It is written:
Hosea 7:5-In the day of our king Princes have made him sick, inflamed with wine; He stretched out his hand with scoffers.
Our religious friends, the Jehovah’s Witnesses, often claim that celebrating birthdays is a pagan practice and that Christians should have nothing to do with such celebrations.
What shall we say to this?
First, it is not true that only pagans in the Bible celebrated birthdays. Ken Johnson has well noted:
“According to Jewishencyclopedia.com, under their article entitled Birthday, it has always been customary to say a blessing in acknowledgement of one’s birthday. Anciently, the family would set up a feast. In Scripture we see that one should not get drunk on his birthday (Hosea 7: 5). Job cursed the day he was born (Job 3: 1) in contrast to celebrating it. Jeremiah asked that no one say their customary blessing on his birthday. “Cursed be the day wherein I was born: let not the day wherein my mother bare me be blessed.” Jeremiah 20: 14 First Samuel 1: 23-24 shows they had a celebration at the weening of a child (usually at two years of age) and Genesis 21: 8 reveals that Abraham made a feast for Isaac the day he was weaned. Jasher 21: 1-8 records more details of this same feast. Guests included Shem and Eber (Noah’s son and grandson), Abraham’s father Terah, and many other nobles of the land. The Jews had a special ceremony called a Bar-Mitzva to celebrate a child coming of age (the birth of an adult). For a male it was on their twelfth birthday. We see the wedding feast at Canaan in John 2, so weddings were celebrated with a feast (weddings are the birthday of a couple). So, we can see that the ancient Hebrews celebrated birthdays, weanings, Bar-Mitzvas, and weddings usually with feasts. “The days of our years are threescore years and ten; and if by reason of strength they be fourscore years, yet is their strength labour and sorrow; for it is soon cut off, and we fly away… So teach us to number our days, that we may apply our hearts unto wisdom.” Psalm 90: 10,12 Counting our birthdays is one way of “numbering our days.” The celebration of a birthday is not uniquely pagan.
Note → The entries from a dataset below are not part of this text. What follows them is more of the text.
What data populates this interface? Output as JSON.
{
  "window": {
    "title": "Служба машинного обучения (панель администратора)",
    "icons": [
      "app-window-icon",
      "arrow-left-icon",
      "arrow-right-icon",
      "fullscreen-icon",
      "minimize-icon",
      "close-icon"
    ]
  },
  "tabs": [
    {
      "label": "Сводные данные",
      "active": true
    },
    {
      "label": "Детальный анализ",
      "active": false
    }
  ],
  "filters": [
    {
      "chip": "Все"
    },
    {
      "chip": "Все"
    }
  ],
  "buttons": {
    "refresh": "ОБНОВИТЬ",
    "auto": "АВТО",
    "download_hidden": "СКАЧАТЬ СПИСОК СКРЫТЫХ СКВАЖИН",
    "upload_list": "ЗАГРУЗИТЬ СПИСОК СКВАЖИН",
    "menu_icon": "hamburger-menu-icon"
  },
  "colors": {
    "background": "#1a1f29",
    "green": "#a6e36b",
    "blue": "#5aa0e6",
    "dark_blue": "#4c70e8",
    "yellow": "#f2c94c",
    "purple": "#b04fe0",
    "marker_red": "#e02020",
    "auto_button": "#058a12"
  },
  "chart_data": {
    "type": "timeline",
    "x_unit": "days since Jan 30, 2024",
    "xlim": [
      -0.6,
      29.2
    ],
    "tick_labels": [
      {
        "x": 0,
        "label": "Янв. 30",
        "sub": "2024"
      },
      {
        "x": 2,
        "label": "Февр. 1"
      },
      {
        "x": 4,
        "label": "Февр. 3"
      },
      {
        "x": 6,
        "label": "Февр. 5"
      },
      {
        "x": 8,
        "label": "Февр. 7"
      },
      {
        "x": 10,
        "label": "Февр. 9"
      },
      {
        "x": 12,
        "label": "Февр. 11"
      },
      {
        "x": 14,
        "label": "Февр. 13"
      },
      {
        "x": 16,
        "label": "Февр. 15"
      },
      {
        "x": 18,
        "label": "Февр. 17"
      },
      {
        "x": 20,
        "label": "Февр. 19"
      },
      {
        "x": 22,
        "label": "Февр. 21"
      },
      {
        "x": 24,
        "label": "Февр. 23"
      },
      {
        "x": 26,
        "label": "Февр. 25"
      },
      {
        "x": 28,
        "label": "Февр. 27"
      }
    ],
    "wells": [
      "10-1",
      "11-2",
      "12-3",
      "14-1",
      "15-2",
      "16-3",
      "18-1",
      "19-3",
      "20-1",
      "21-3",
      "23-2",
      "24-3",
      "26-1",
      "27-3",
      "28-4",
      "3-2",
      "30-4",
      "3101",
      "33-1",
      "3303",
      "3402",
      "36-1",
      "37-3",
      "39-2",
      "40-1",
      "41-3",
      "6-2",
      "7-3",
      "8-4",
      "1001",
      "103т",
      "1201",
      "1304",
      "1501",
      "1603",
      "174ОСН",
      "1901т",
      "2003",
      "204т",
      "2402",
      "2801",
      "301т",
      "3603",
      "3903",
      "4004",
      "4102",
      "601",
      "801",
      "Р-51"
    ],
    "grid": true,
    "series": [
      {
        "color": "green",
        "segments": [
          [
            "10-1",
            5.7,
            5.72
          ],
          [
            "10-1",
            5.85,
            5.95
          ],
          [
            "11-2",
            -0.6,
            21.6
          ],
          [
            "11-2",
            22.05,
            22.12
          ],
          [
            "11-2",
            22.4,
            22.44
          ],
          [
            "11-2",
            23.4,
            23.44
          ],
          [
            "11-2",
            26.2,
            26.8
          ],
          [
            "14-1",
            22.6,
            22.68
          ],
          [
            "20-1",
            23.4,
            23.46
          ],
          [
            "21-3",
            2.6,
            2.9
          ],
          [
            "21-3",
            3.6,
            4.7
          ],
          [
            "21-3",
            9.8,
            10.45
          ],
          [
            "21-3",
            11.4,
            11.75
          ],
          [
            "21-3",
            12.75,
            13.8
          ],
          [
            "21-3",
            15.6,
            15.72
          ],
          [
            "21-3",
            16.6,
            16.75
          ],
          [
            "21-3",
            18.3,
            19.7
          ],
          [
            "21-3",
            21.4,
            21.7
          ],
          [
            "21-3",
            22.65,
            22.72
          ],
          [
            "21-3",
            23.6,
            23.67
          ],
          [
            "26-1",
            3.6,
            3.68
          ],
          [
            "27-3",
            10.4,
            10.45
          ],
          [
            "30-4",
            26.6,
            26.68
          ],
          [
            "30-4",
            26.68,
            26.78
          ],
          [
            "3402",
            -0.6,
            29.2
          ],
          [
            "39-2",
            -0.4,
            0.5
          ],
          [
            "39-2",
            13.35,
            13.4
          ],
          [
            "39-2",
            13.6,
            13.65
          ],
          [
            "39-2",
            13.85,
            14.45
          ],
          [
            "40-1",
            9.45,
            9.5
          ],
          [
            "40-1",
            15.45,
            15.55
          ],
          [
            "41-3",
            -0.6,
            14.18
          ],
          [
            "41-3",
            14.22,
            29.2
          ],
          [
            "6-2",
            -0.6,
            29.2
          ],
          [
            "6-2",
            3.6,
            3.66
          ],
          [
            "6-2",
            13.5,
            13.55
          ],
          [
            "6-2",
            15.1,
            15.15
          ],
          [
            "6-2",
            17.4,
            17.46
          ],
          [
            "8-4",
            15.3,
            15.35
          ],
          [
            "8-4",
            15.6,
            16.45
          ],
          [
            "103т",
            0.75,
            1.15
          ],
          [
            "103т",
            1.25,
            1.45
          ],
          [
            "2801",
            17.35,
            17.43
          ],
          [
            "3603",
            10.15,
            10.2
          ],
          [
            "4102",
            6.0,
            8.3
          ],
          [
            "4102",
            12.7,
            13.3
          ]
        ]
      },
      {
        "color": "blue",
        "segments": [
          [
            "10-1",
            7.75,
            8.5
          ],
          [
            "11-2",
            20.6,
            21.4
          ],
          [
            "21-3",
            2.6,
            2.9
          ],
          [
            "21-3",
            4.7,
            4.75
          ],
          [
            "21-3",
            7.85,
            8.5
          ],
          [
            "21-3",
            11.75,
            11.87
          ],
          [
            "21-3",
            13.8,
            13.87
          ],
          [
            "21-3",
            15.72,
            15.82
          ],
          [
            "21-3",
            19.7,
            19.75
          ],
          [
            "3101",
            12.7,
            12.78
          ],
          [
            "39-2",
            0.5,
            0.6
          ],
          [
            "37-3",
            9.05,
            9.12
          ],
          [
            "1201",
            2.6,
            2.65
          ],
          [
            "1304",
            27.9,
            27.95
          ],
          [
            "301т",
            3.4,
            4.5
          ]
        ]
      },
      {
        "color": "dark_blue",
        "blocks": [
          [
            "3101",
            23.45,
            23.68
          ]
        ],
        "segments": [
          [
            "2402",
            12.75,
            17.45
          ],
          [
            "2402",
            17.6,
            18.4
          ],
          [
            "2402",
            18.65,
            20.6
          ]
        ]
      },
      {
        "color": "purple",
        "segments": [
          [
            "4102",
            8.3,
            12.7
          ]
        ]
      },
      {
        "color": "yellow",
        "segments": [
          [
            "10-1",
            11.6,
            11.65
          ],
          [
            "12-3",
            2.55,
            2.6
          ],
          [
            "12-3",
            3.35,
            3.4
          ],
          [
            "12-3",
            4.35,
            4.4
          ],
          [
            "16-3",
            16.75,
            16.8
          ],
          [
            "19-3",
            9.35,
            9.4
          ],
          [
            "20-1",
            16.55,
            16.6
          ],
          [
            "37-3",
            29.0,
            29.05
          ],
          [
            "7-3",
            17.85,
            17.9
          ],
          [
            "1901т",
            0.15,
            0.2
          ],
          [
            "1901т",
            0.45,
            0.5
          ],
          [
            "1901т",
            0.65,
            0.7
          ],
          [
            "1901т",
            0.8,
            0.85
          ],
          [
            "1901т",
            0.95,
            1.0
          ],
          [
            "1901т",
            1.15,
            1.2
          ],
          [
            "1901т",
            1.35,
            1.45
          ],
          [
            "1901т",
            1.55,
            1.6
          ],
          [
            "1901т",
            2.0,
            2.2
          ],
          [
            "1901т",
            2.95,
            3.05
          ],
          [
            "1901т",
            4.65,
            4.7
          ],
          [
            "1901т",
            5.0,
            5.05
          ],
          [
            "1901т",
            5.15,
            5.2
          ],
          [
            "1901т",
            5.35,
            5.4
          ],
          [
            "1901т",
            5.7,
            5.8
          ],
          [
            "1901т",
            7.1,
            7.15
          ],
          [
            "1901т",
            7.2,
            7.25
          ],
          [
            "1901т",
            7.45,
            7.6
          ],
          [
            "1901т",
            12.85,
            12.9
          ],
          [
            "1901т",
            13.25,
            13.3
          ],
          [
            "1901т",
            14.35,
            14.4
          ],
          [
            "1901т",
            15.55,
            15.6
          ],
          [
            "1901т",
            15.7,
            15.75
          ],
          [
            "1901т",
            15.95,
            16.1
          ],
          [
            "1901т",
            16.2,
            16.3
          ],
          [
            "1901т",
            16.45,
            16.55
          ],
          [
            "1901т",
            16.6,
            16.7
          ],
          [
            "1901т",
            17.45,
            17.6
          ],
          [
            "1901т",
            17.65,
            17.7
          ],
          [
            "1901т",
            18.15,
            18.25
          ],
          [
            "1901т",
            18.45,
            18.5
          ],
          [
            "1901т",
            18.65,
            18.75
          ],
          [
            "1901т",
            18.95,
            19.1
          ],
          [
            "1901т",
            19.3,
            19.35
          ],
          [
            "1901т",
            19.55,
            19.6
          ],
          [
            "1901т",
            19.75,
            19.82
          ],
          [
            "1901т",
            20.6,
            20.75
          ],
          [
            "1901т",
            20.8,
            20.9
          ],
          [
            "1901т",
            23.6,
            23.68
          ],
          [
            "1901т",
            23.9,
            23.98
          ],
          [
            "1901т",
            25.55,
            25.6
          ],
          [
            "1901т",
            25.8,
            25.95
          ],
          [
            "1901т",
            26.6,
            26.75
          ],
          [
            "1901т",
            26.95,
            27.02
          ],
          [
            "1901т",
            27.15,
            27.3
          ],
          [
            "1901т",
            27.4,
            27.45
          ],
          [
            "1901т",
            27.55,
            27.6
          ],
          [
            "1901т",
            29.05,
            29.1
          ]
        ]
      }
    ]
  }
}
It is therefore permissible if no idolatry is present.” (Ken Johnson, Ancient Origins of Modern Holidays, 1739-1758 (Kindle Edition))
Second, the Bible places a GREAT deal of emphasis on the birthday of Jesus!
Isaiah 9:6-For unto us a Child is born, Unto us a Son is given; And the government will be upon His shoulder. And His name will be called Wonderful, Counselor, Mighty God, Everlasting Father, Prince of Peace.
Luke 2:10-18-Then the angel said to them, “Do not be afraid, for behold, I bring you good tidings of great joy which will be to all people. 11 For there is born to you this day in the city of David a Savior, who is Christ the Lord. 12 And this will be the sign to you: You will find a Babe wrapped in swaddling cloths, lying in a manger.” 13 And suddenly there was with the angel a multitude of the heavenly host praising God and saying: 14 “Glory to God in the highest, And on earth peace, goodwill toward men!” 15 So it was, when the angels had gone away from them into heaven, that the shepherds said to one another, “Let us now go to Bethlehem and see this thing that has come to pass, which the Lord has made known to us.” 16 And they came with haste and found Mary and Joseph, and the Babe lying in a manger. 17 Now when they had seen Him, they made widely known the saying which was told them concerning this Child. 18 And all those who heard it marveled at those things which were told them by the shepherds.
Would God sanction birthdays in this way if such were a purely pagan practice?
Finally, Christians can celebrate birthdays without incorporating idolatry and paganism into such.
1 John 5:21-Little children, keep yourselves from idols. Amen.
The grace of the Lord Jesus Christ, and the love of God, and the communion of the Holy Spirit, be with you all. Amen.
Leave a Reply